Meet “daVinci”. She happens to be our resident robot. For years, Penn Heart and Vascular surgeons have been perfecting techniques with this technology on both common and rare cardiovascular procedures, giving patients an alternative to the traditional surgical approach.
Dr. Pavan Atluri, a cardiac surgeon and director of Penn’s Minimally Invasive and Robotic Cardiac Surgery Program, answers questions on robotic surgery.
Questions and Answers about Robotic Surgery
What is robotic surgery? And who’s performing it, you or the robot?
During robotic surgery, the robot works as an extension of the surgeon, which allows us to work through very small incisions or ports. There are two robotic “arms” which both go through the incision (between 2 to 2.5 centimeters). Each of these arms has a camera at the end that sends images to a video monitor or console to help guide the surgeons.

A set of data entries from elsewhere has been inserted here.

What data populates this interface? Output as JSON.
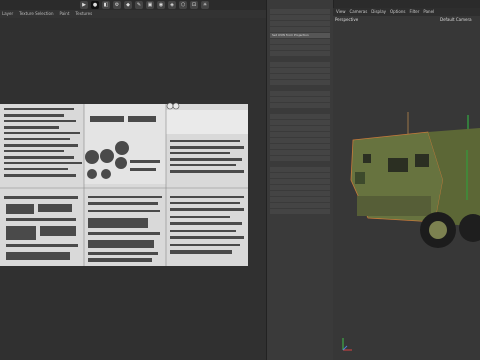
{
  "menu_left": [
    "Layer",
    "Texture Selection",
    "Paint",
    "Textures"
  ],
  "viewport": {
    "menu": [
      "View",
      "Cameras",
      "Display",
      "Options",
      "Filter",
      "Panel"
    ],
    "view_name": "Perspective",
    "camera": "Default Camera"
  },
  "mid_panel": {
    "highlighted": "Set UVW from Projection"
  },
  "icons": [
    "play-icon",
    "record-icon",
    "render-icon",
    "render-settings-icon",
    "cube-icon",
    "pen-icon",
    "subdivide-icon",
    "cloner-icon",
    "deformer-icon",
    "scene-icon",
    "camera-icon",
    "light-icon"
  ]
}
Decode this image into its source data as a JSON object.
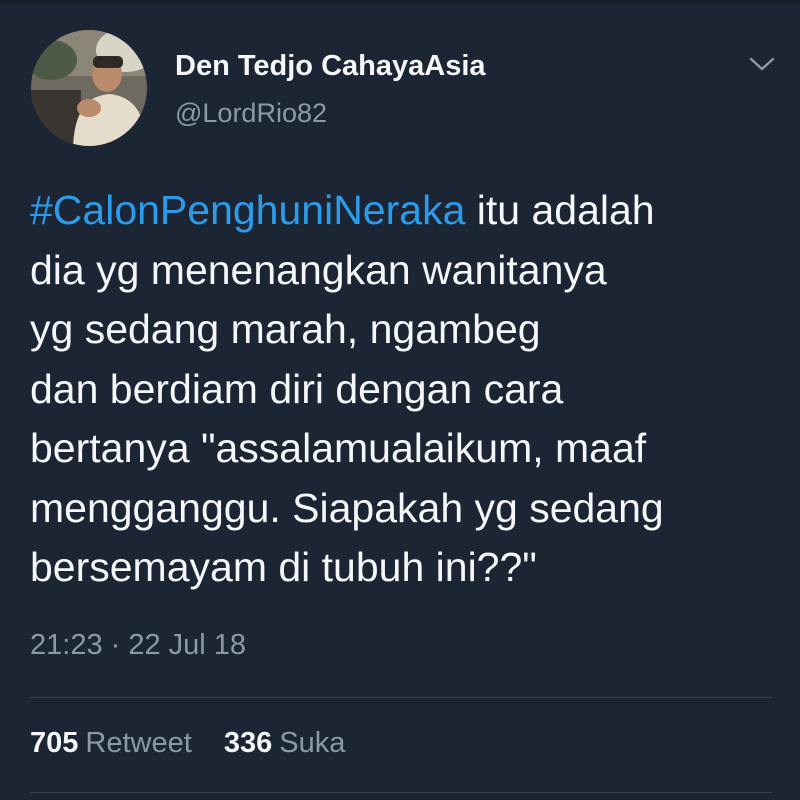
{
  "author": {
    "display_name": "Den Tedjo CahayaAsia",
    "handle": "@LordRio82",
    "avatar": "profile-photo"
  },
  "menu_icon": "chevron-down-icon",
  "tweet": {
    "lines": [
      {
        "hashtag": "#CalonPenghuniNeraka",
        "text": " itu adalah"
      },
      {
        "text": "dia yg menenangkan wanitanya"
      },
      {
        "text": "yg sedang marah, ngambeg"
      },
      {
        "text": "dan berdiam diri dengan cara"
      },
      {
        "text": "bertanya \"assalamualaikum, maaf"
      },
      {
        "text": "mengganggu. Siapakah yg sedang"
      },
      {
        "text": "bersemayam di tubuh ini??\""
      }
    ],
    "timestamp": "21:23 · 22 Jul 18"
  },
  "stats": {
    "retweets": {
      "count": "705",
      "label": "Retweet"
    },
    "likes": {
      "count": "336",
      "label": "Suka"
    }
  },
  "colors": {
    "background": "#1b2533",
    "text": "#f4f6f8",
    "secondary_text": "#8d99a6",
    "link": "#2b9bea",
    "divider": "#38444d"
  }
}
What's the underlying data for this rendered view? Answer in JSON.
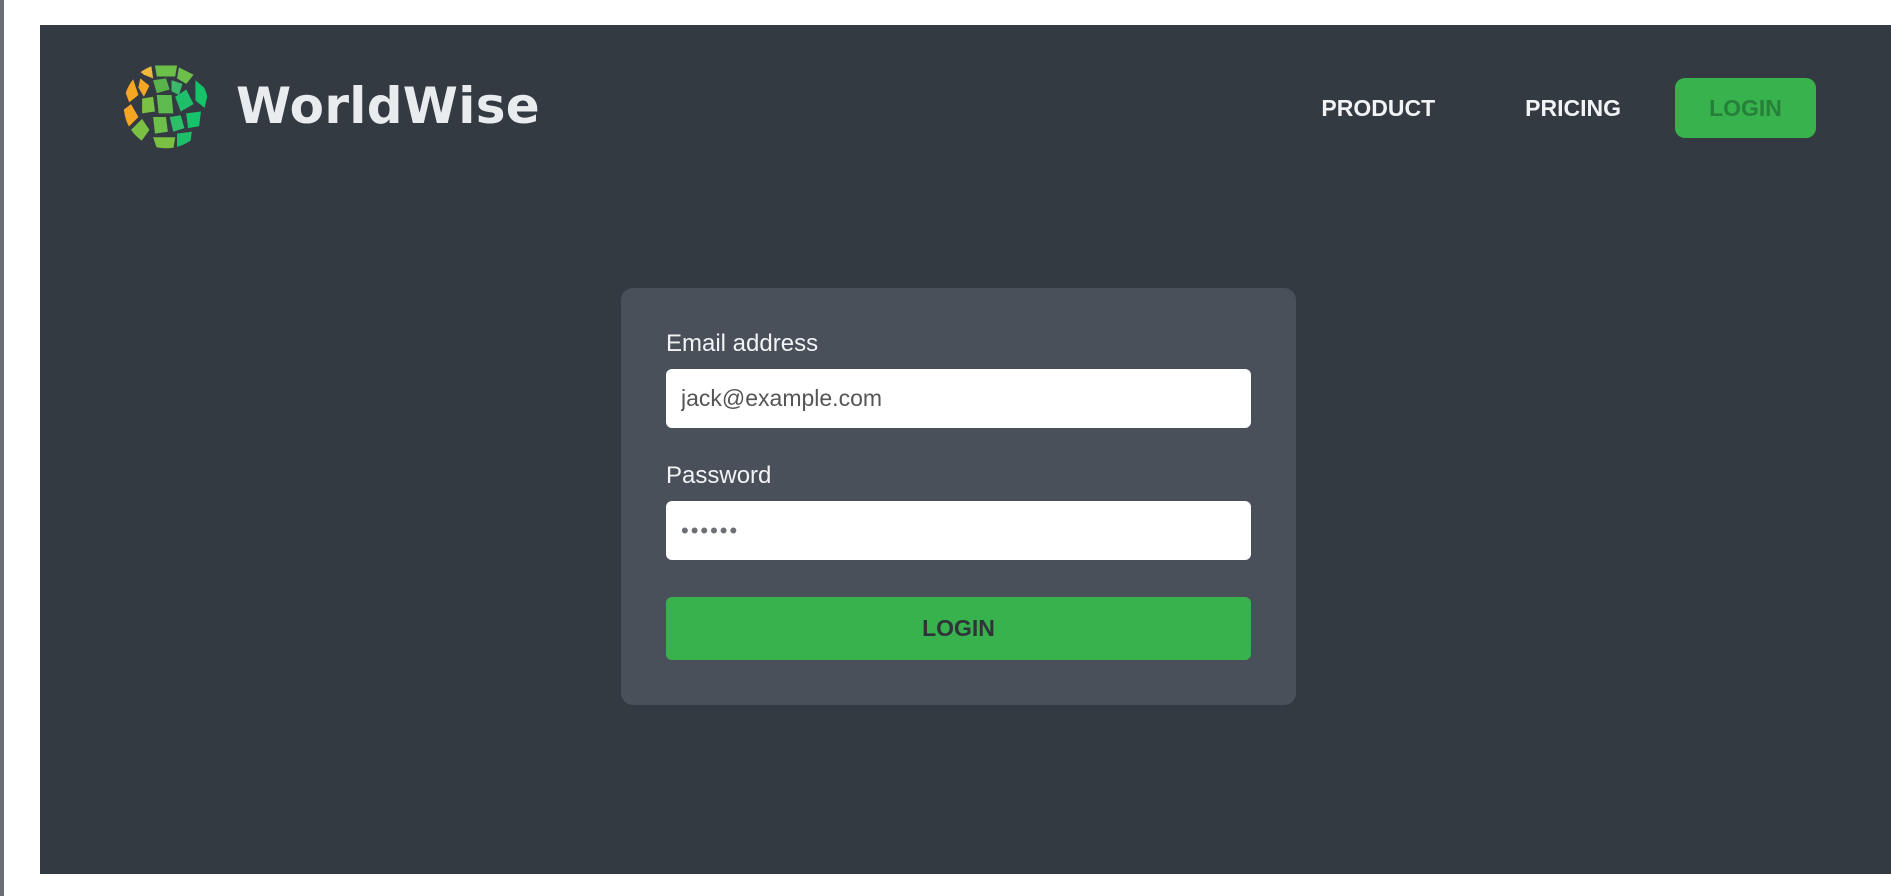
{
  "header": {
    "logo_text": "WorldWise",
    "nav": {
      "product_label": "PRODUCT",
      "pricing_label": "PRICING",
      "login_label": "LOGIN"
    }
  },
  "login_form": {
    "email": {
      "label": "Email address",
      "value": "jack@example.com"
    },
    "password": {
      "label": "Password",
      "value": "••••••"
    },
    "submit_label": "LOGIN"
  },
  "colors": {
    "background": "#343a42",
    "card": "#49505a",
    "accent": "#38b24c",
    "text_light": "#f1f3f5"
  },
  "icons": {
    "logo": "worldwise-globe-icon"
  }
}
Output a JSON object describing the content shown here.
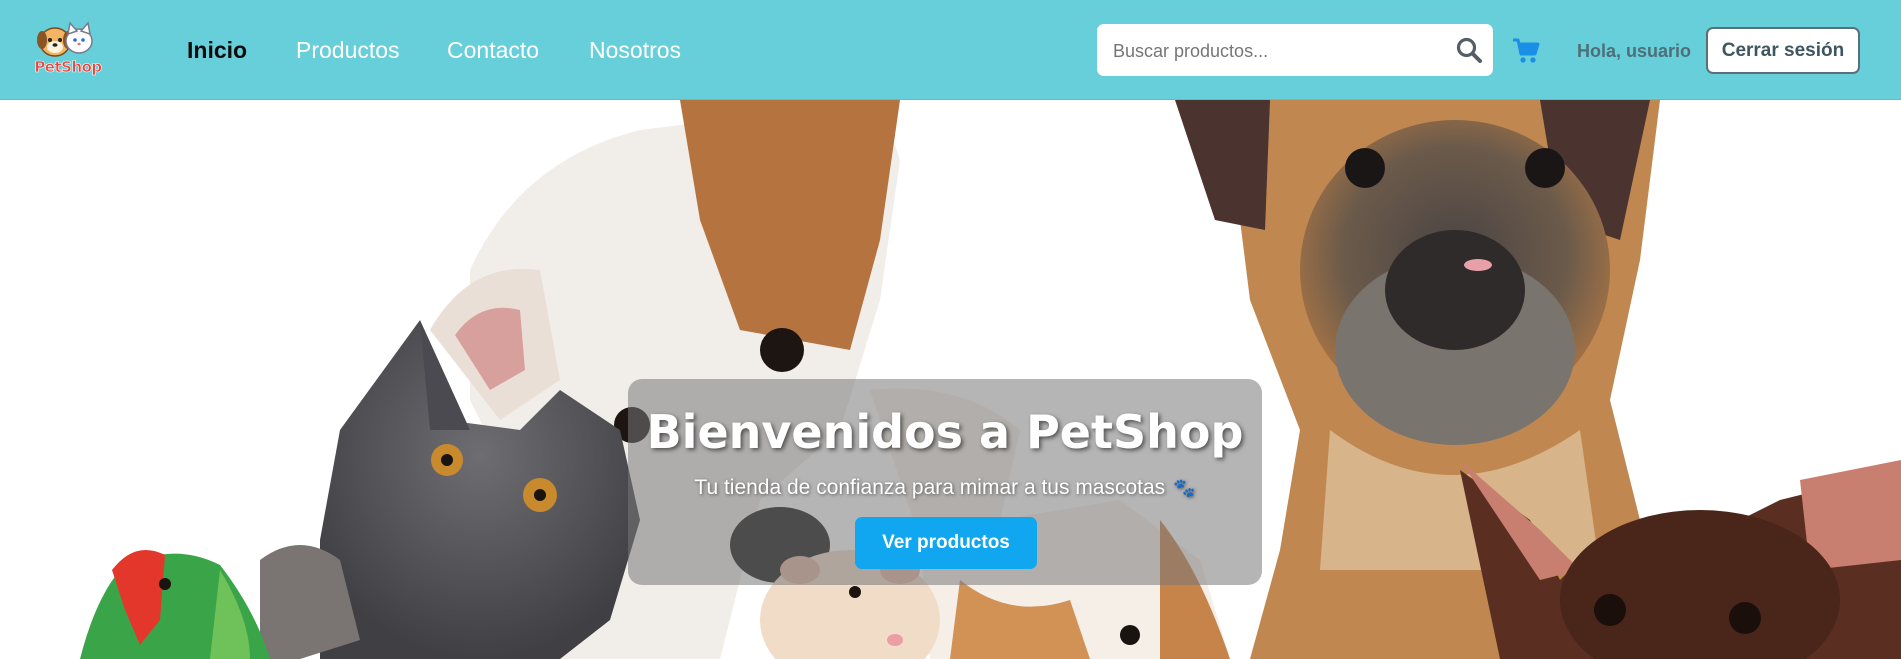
{
  "brand": {
    "logo_text": "PetShop"
  },
  "nav": {
    "links": [
      {
        "label": "Inicio",
        "active": true
      },
      {
        "label": "Productos",
        "active": false
      },
      {
        "label": "Contacto",
        "active": false
      },
      {
        "label": "Nosotros",
        "active": false
      }
    ]
  },
  "search": {
    "placeholder": "Buscar productos...",
    "value": ""
  },
  "user": {
    "greeting": "Hola, usuario",
    "logout_label": "Cerrar sesión"
  },
  "hero": {
    "title": "Bienvenidos a PetShop",
    "subtitle": "Tu tienda de confianza para mimar a tus mascotas",
    "cta_label": "Ver productos"
  },
  "icons": {
    "search": "search-icon",
    "cart": "shopping-cart-icon",
    "paw": "paw-icon"
  },
  "colors": {
    "navbar": "#67cfd9",
    "accent": "#10a6f0",
    "cart": "#1a8fe8"
  }
}
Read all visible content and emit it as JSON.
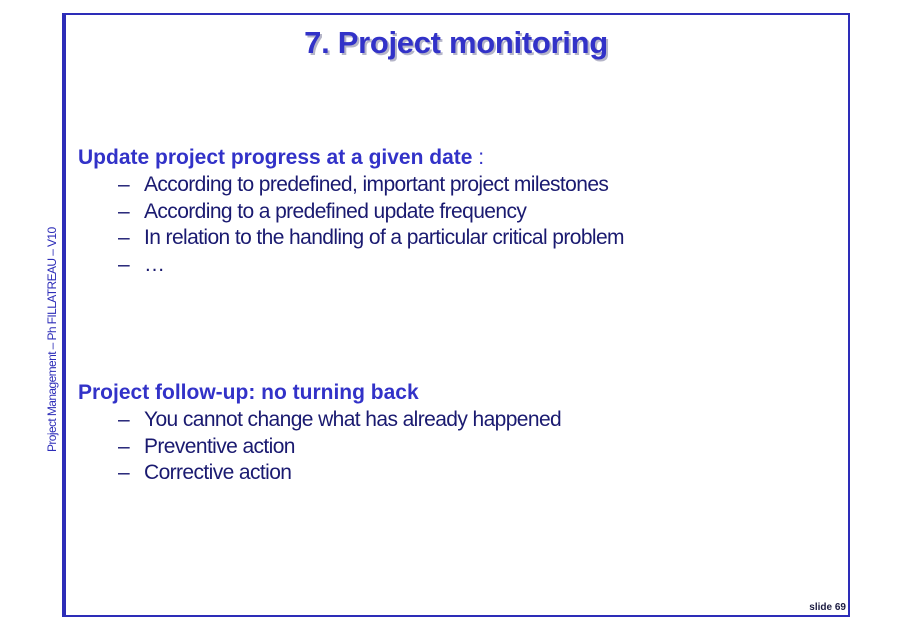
{
  "slide": {
    "title": "7. Project monitoring",
    "side_footer": "Project Management – Ph FILLATREAU – V10",
    "slide_number": "slide 69"
  },
  "section1": {
    "heading": "Update project progress at a given date",
    "heading_suffix": " :",
    "bullets": [
      "According to predefined, important project milestones",
      "According to a predefined update frequency",
      "In relation to the handling of a particular critical problem",
      "…"
    ]
  },
  "section2": {
    "heading": "Project follow-up: no turning back",
    "bullets": [
      "You cannot change what has already happened",
      "Preventive action",
      "Corrective action"
    ]
  },
  "bullet_dash": "–",
  "colors": {
    "accent": "#3232c8",
    "body_text": "#1a1a70",
    "frame": "#2d2db8"
  }
}
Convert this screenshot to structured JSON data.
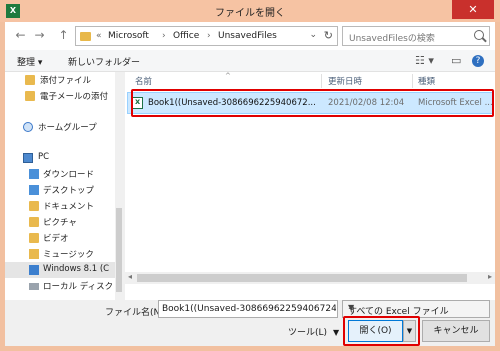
{
  "window": {
    "title": "ファイルを開く",
    "close_glyph": "✕",
    "app_icon_letter": "X"
  },
  "nav": {
    "back_glyph": "←",
    "forward_glyph": "→",
    "up_glyph": "↑",
    "breadcrumb_prefix": "«",
    "breadcrumbs": [
      "Microsoft",
      "Office",
      "UnsavedFiles"
    ],
    "separator": "›",
    "refresh_glyph": "↻",
    "dropdown_glyph": "⌄",
    "search_placeholder": "UnsavedFilesの検索"
  },
  "toolbar": {
    "organize_label": "整理 ▾",
    "new_folder_label": "新しいフォルダー",
    "view_glyph": "☷ ▾",
    "pane_glyph": "▭",
    "help_glyph": "?"
  },
  "sidebar": {
    "items": [
      {
        "label": "添付ファイル",
        "icon": "folder-icon"
      },
      {
        "label": "電子メールの添付",
        "icon": "folder-icon"
      },
      {
        "label": "ホームグループ",
        "icon": "homegroup-icon"
      },
      {
        "label": "PC",
        "icon": "pc-icon"
      },
      {
        "label": "ダウンロード",
        "icon": "download-icon"
      },
      {
        "label": "デスクトップ",
        "icon": "desktop-icon"
      },
      {
        "label": "ドキュメント",
        "icon": "documents-icon"
      },
      {
        "label": "ピクチャ",
        "icon": "pictures-icon"
      },
      {
        "label": "ビデオ",
        "icon": "videos-icon"
      },
      {
        "label": "ミュージック",
        "icon": "music-icon"
      },
      {
        "label": "Windows 8.1 (C",
        "icon": "windows-drive-icon"
      },
      {
        "label": "ローカル ディスク (E",
        "icon": "drive-icon"
      }
    ]
  },
  "file_list": {
    "columns": {
      "name": "名前",
      "modified": "更新日時",
      "type": "種類"
    },
    "sort_glyph": "^",
    "rows": [
      {
        "name": "Book1((Unsaved-3086696225940672...",
        "modified": "2021/02/08 12:04",
        "type": "Microsoft Excel ..."
      }
    ]
  },
  "bottom": {
    "filename_label": "ファイル名(N):",
    "filename_value": "Book1((Unsaved-308669622594067244",
    "filter_value": "すべての Excel ファイル",
    "tools_label": "ツール(L)",
    "open_label": "開く(O)",
    "cancel_label": "キャンセル"
  },
  "colors": {
    "titlebar": "#f6c3a3",
    "close": "#c9302c",
    "highlight": "#e00000",
    "selection": "#cce8ff"
  }
}
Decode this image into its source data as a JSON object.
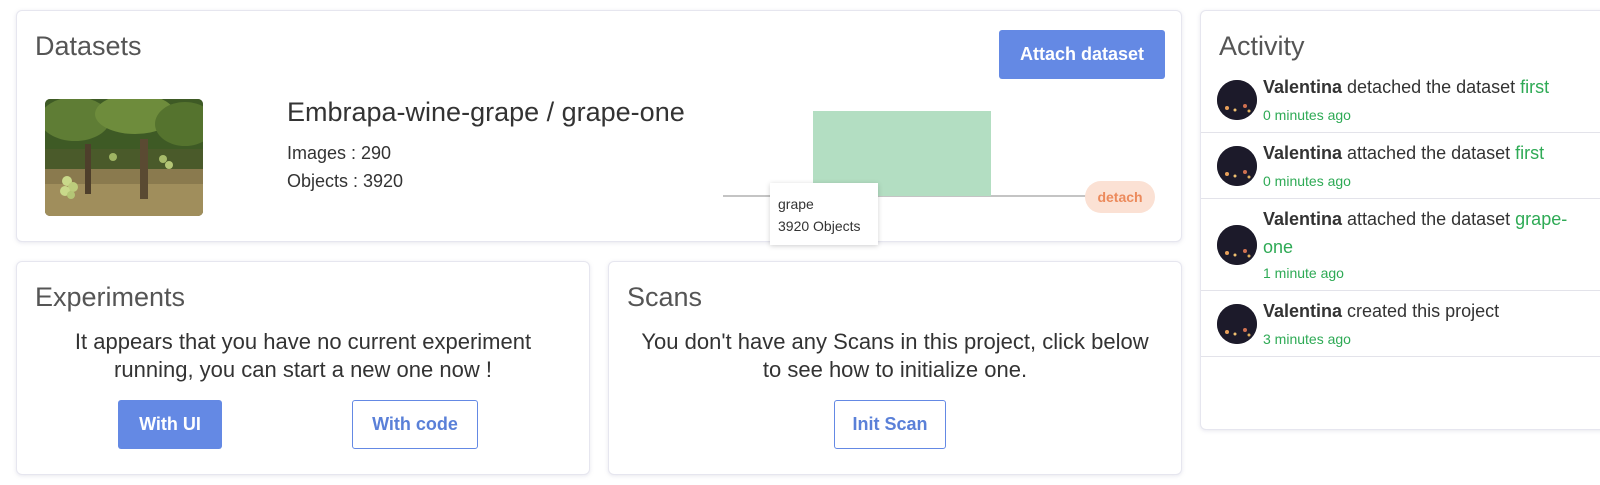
{
  "datasets": {
    "title": "Datasets",
    "attach_label": "Attach dataset",
    "item": {
      "name": "Embrapa-wine-grape / grape-one",
      "images": "Images : 290",
      "objects": "Objects : 3920",
      "detach_label": "detach",
      "tooltip_label": "grape",
      "tooltip_value": "3920 Objects"
    }
  },
  "chart_data": {
    "type": "bar",
    "categories": [
      "grape"
    ],
    "values": [
      3920
    ],
    "title": "",
    "xlabel": "",
    "ylabel": "",
    "ylim": [
      0,
      3920
    ],
    "grid": false,
    "bar_color": "#b3dec2"
  },
  "experiments": {
    "title": "Experiments",
    "message": "It appears that you have no current experiment running, you can start a new one now !",
    "with_ui_label": "With UI",
    "with_code_label": "With code"
  },
  "scans": {
    "title": "Scans",
    "message": "You don't have any Scans in this project, click below to see how to initialize one.",
    "init_label": "Init Scan"
  },
  "activity": {
    "title": "Activity",
    "items": [
      {
        "user": "Valentina",
        "action": " detached the dataset ",
        "target": "first",
        "time": "0 minutes ago"
      },
      {
        "user": "Valentina",
        "action": " attached the dataset ",
        "target": "first",
        "time": "0 minutes ago"
      },
      {
        "user": "Valentina",
        "action": " attached the dataset ",
        "target": "grape-one",
        "time": "1 minute ago"
      },
      {
        "user": "Valentina",
        "action": " created this project",
        "target": "",
        "time": "3 minutes ago"
      }
    ]
  },
  "colors": {
    "primary": "#6489e4",
    "success": "#2eaa55",
    "detach_bg": "#fbe1d4",
    "detach_fg": "#ec8a5c"
  }
}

There are two surgeons in the operating room, one controlling the robot and its movements and one directly next to the patient. The surgeon controlling the robot looks through the console that combines two separate images to create a highly detailed, 3D-image of the heart. It gives us a lot more precision and an ability to work through small spaces.
What kind of surgeries can be performed robotically?
The most common surgery that we do is the robotic mitral valve operation, both repairs and replacements.
We have also excised tumors from inside the heart and repaired holes in the heart. Outside of the heart, the robot is able to perform bypass surgery through small incisions and avoid the traditional sternotomy (long incision made along the sternum).
Who is a candidate for robotic heart surgery?
More often than not patients are candidates for this type of procedure. There is a very small population of patients that are not well suited for robotic procedures. The patients who are not ideal candidates for robotic surgery often have issues in several areas of the heart and would benefit more from an open heart procedure. And in those cases, Penn has the experience and outcomes for open-heart related surgeries.
At the end of the day, it always comes down to patient preference. I spend a lot of time with patients, telling them the risks and benefits of the operation and explaining what is involved. The first step is for the patient to decide this is something they want to do. After they make this decision, we go through an extensive screening process to make sure that we avoid any of the complications that may arise.
What are the benefits?
One of the most visible benefits is the actual incision. It is much smaller than a long incision down the chest. The other advantages are in terms of recovery. It is a much more rapid recovery and several of my patients will be ready to resume normal activities within a couple of weeks of surgery, and that includes going back to work and going about their daily activities. It has been a really nice improvement in terms of how quickly patients bounce back from the operation.
What’s Penn’s experience with robotic heart surgery?
The choice to seek out a surgeon and healthcare facility familiar with robotic heart surgery is an extremely important one. At Penn, we’ve had this technology for many years. But, even more important is the experience of the people behind these robots. There are only a small number of cardiac surgeons in the country that are performing and have a certain level of expertise with robotic procedures.
For us at Penn, we strive for not just an immediate repair, but also long-term health for a patient’s entire life.
Could robotic surgery be an option for you?